──────── RECORDS TO PROCESS ────────

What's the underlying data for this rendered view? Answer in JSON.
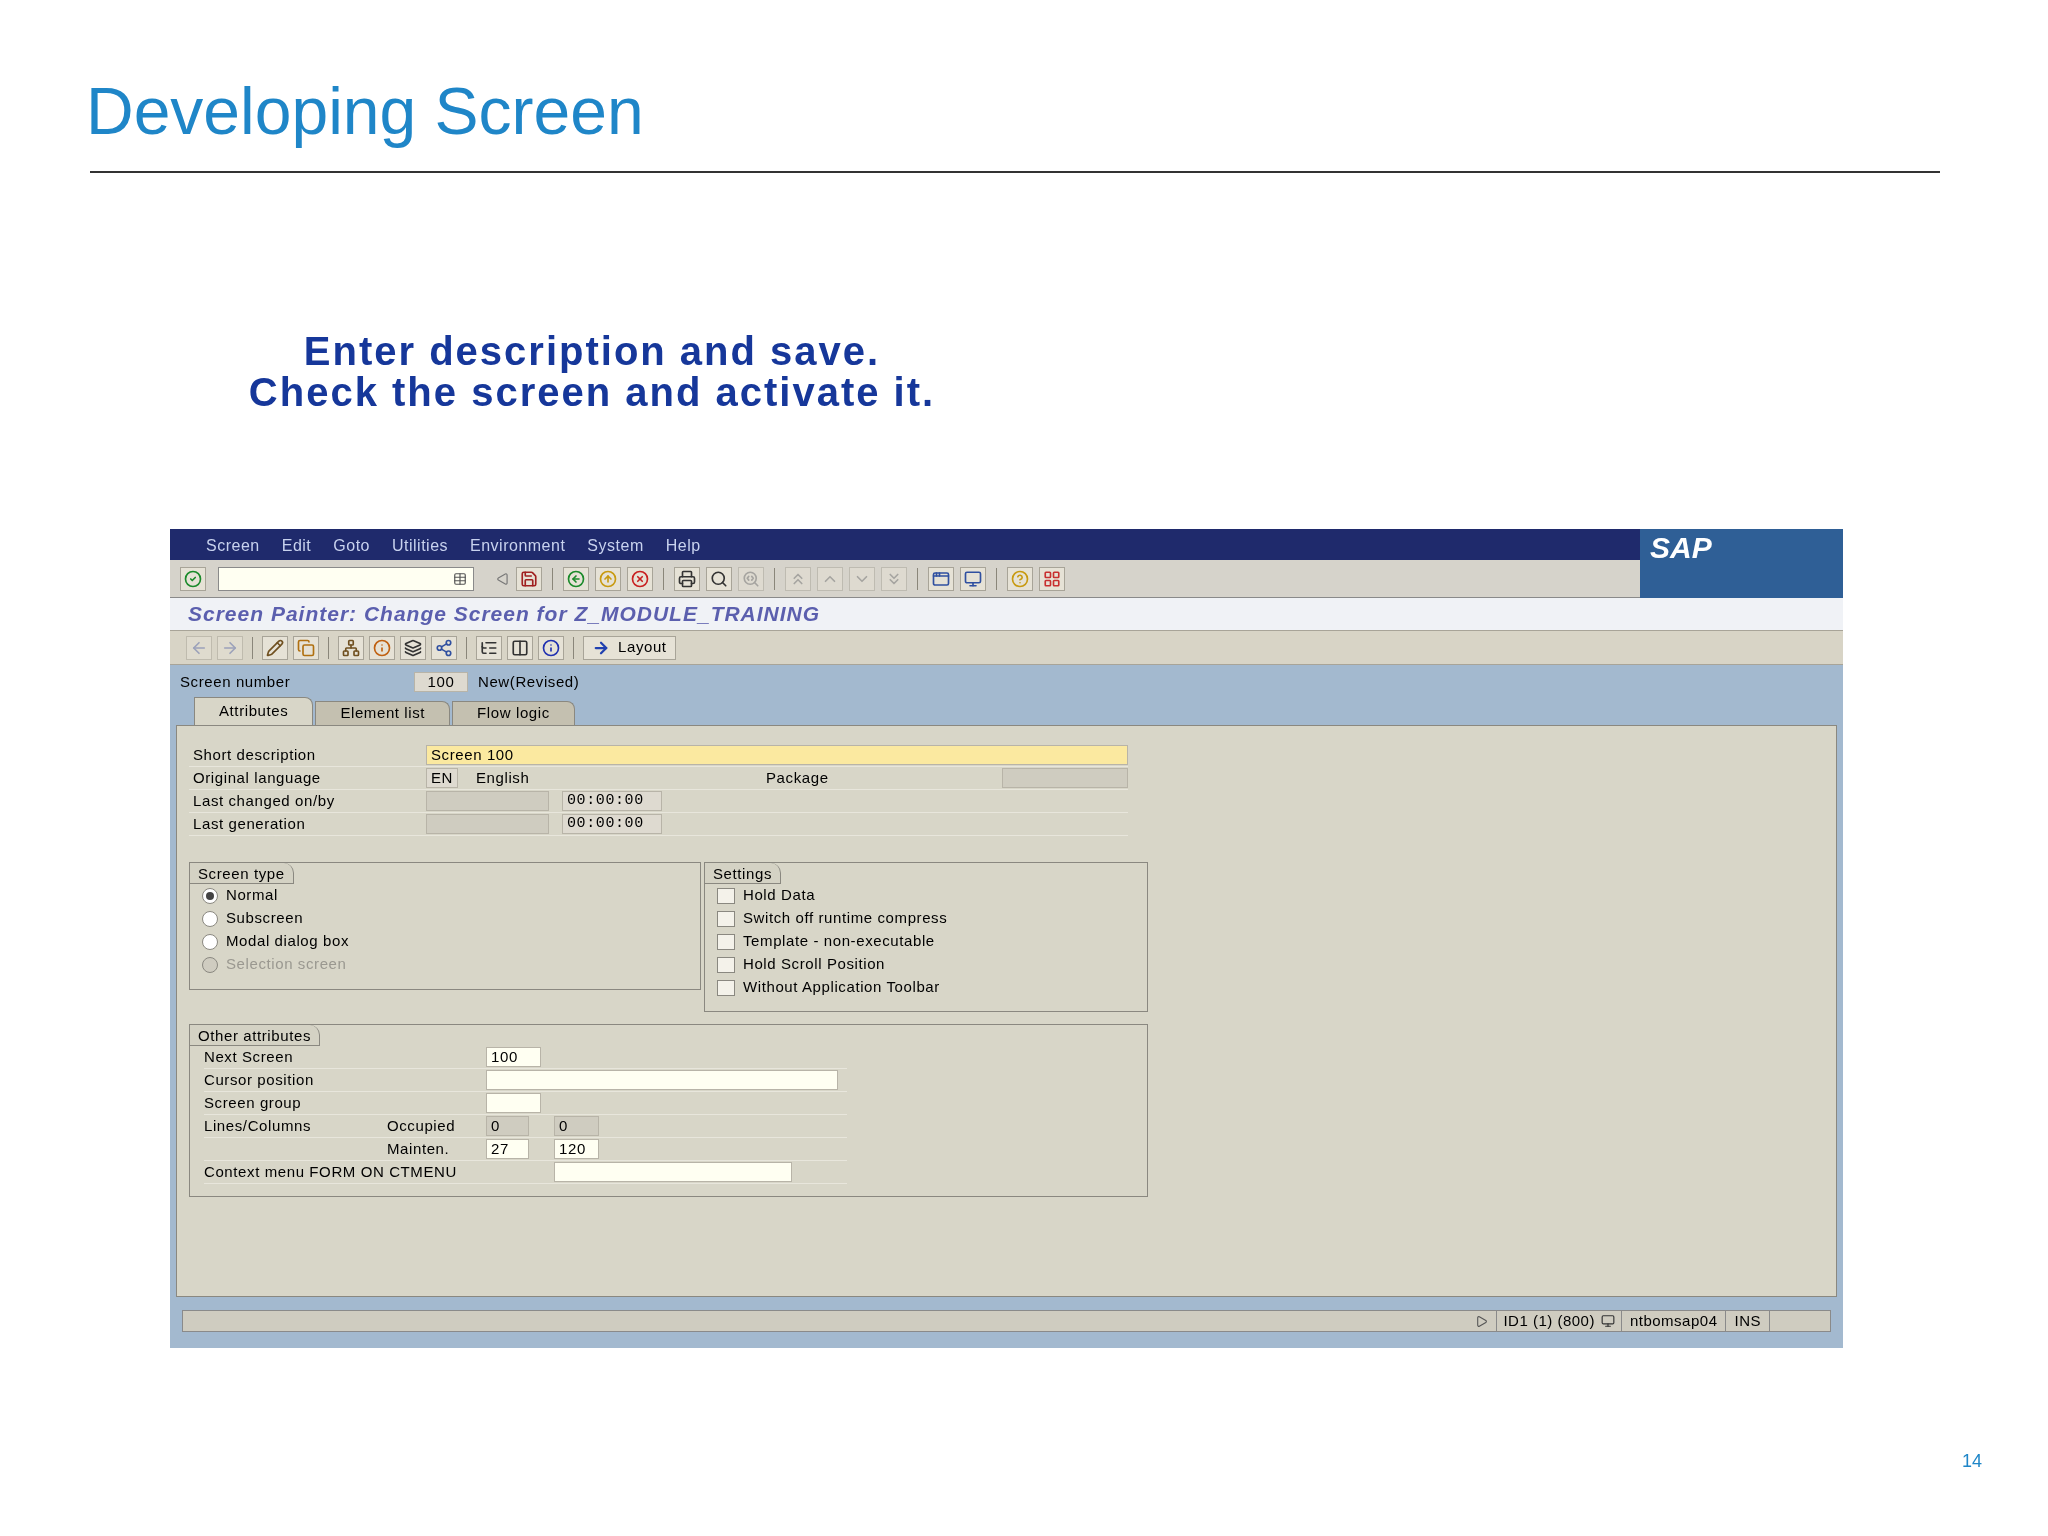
{
  "slide": {
    "title": "Developing Screen",
    "instructions": [
      "Enter description and save.",
      "Check the screen and activate it."
    ],
    "page_number": "14"
  },
  "window": {
    "menu": [
      "Screen",
      "Edit",
      "Goto",
      "Utilities",
      "Environment",
      "System",
      "Help"
    ],
    "logo": "SAP",
    "title": "Screen Painter: Change Screen for Z_MODULE_TRAINING",
    "layout_button": "Layout"
  },
  "screen_number": {
    "label": "Screen number",
    "value": "100",
    "status": "New(Revised)"
  },
  "tabs": [
    {
      "label": "Attributes",
      "selected": true
    },
    {
      "label": "Element list",
      "selected": false
    },
    {
      "label": "Flow logic",
      "selected": false
    }
  ],
  "attributes": {
    "short_description": {
      "label": "Short description",
      "value": "Screen 100"
    },
    "original_language": {
      "label": "Original language",
      "code": "EN",
      "name": "English"
    },
    "package": {
      "label": "Package"
    },
    "last_changed": {
      "label": "Last changed on/by",
      "time": "00:00:00"
    },
    "last_generation": {
      "label": "Last generation",
      "time": "00:00:00"
    }
  },
  "screen_type": {
    "title": "Screen type",
    "options": [
      {
        "label": "Normal",
        "selected": true,
        "disabled": false
      },
      {
        "label": "Subscreen",
        "selected": false,
        "disabled": false
      },
      {
        "label": "Modal dialog box",
        "selected": false,
        "disabled": false
      },
      {
        "label": "Selection screen",
        "selected": false,
        "disabled": true
      }
    ]
  },
  "settings": {
    "title": "Settings",
    "options": [
      {
        "label": "Hold Data",
        "checked": false
      },
      {
        "label": "Switch off runtime compress",
        "checked": false
      },
      {
        "label": "Template - non-executable",
        "checked": false
      },
      {
        "label": "Hold Scroll Position",
        "checked": false
      },
      {
        "label": "Without Application Toolbar",
        "checked": false
      }
    ]
  },
  "other_attributes": {
    "title": "Other attributes",
    "next_screen": {
      "label": "Next Screen",
      "value": "100"
    },
    "cursor_position": {
      "label": "Cursor position"
    },
    "screen_group": {
      "label": "Screen group"
    },
    "lines_columns": {
      "label": "Lines/Columns",
      "occupied": {
        "label": "Occupied",
        "lines": "0",
        "columns": "0"
      },
      "mainten": {
        "label": "Mainten.",
        "lines": "27",
        "columns": "120"
      }
    },
    "context_menu": {
      "label": "Context menu FORM ON CTMENU"
    }
  },
  "status_bar": {
    "system": "ID1 (1) (800)",
    "server": "ntbomsap04",
    "mode": "INS"
  }
}
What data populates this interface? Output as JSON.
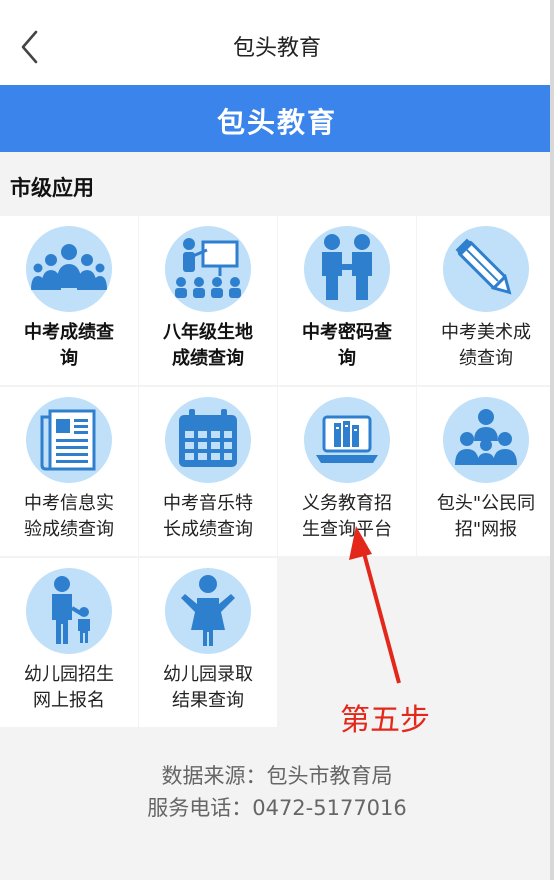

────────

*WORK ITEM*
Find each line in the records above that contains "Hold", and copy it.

*EXPECTED ANSWER*
        "label": "Hold Data",
        "label": "Hold Scroll Position",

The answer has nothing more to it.